Probably the most common violations of the Flag Code are against items d and i of section 176: The flag should never be used as wearing apparel, bedding, or drapery and The flag should never be used for advertising purposes in any manner whatsoever. It should not be embroidered...printed or otherwise impressed on...anything that is designed for temporary use and discard.
It is okay to put a flag emblem on an article to be worn, so long as it is positioned correctly. The union of the flag must be closest to the wearer's heart (so for instance, an emblem worn on the right sleeve or breast would appear backward, with the union in the upper right-hand corner)6. A flag on a t-shirt or other apparel shouldn't have any writing or other image imposed upon it. When the shirt has been worn down to the last threads however, it would probably be best not to turn it into a dust rag, which wouldn't quite be a dignified disposal. American Flag boxer shorts should be considered downright rude.
But putting the flag on something meant for use and discard? No flag-imprinted paper plates and napkins for Independence Day barbeques? No flags on the packaging of products made in the USA? No flags printed in magazines or newspapers? And what about American Flag postage stamps, issued in dozens of different series over the years by the US Postal Service7? All of these, of course, violate the Flag Code. But there aren't any penalties, remember?
She's a Grand Ol' Flag
You're a grand old flag
You're a high-flying flag
And forever in peace may you wave
'Grand Old Flag' - patriotic song
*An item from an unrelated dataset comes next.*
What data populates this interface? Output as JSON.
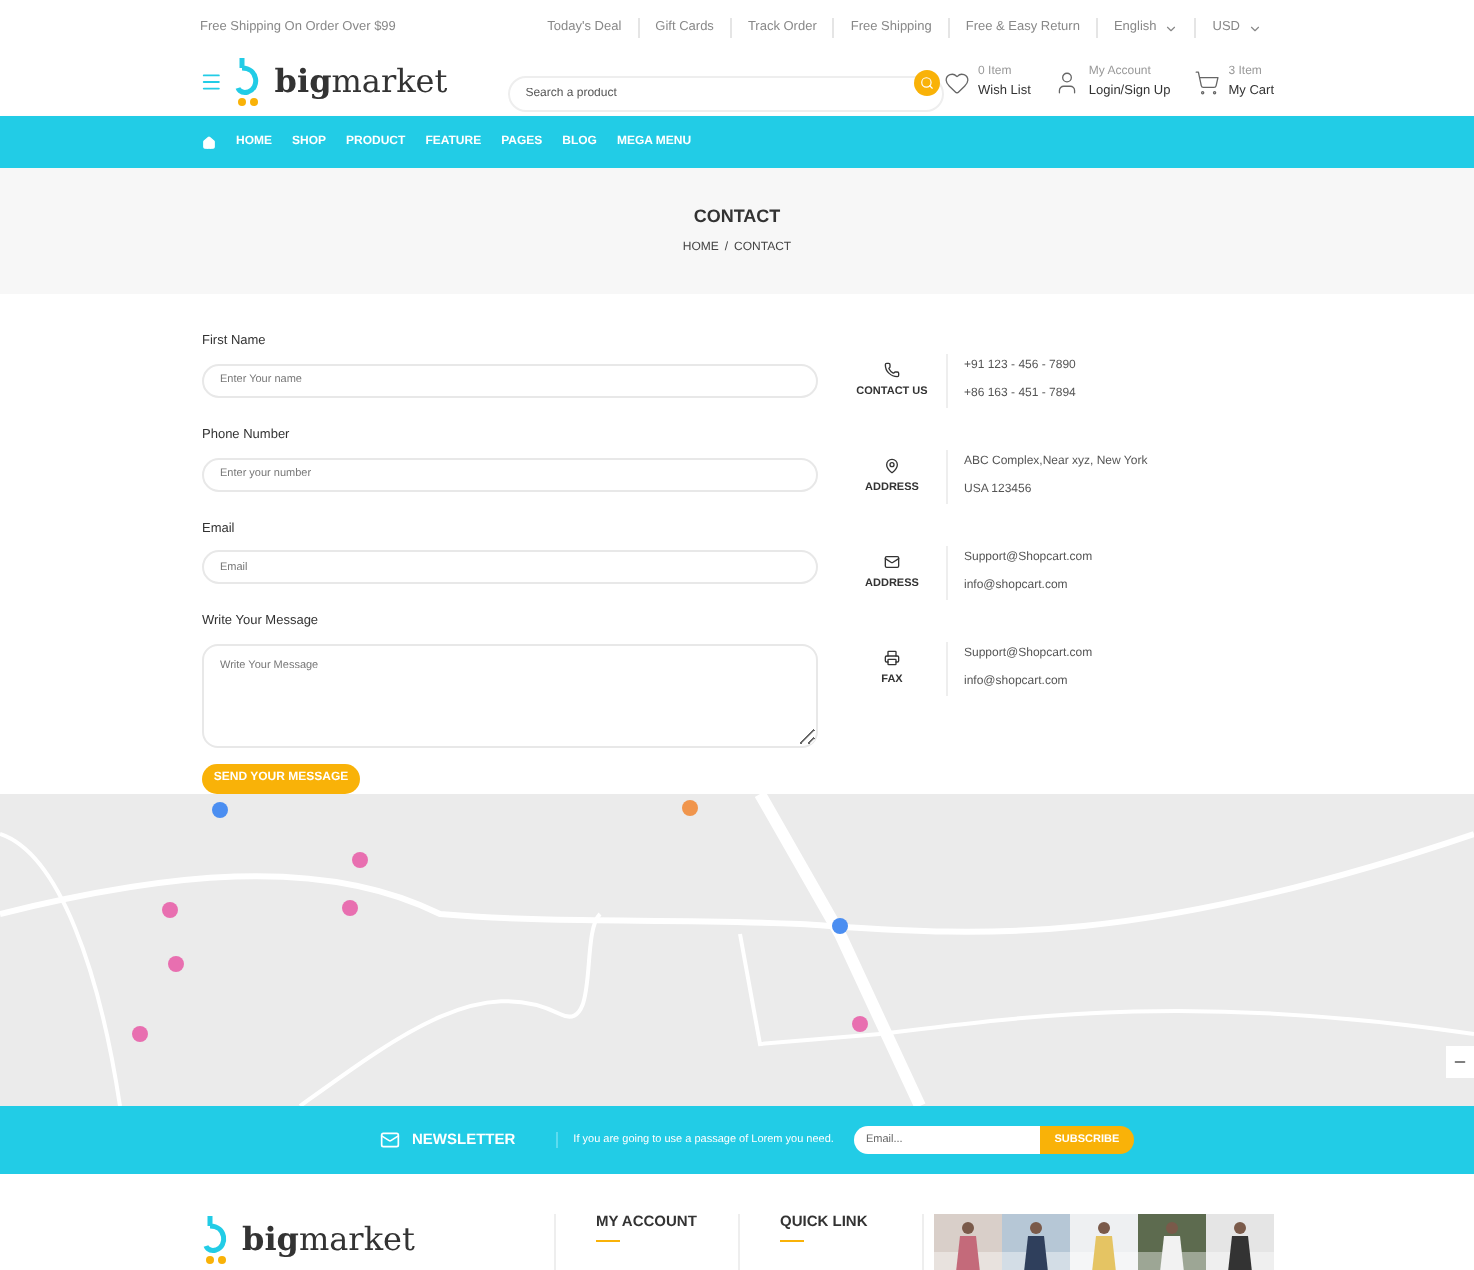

Serenaded in song, worn with pride, flown across the land, the American Flag is a banner recognised around the world. You can learn more about the US Flag Code at usflag.org.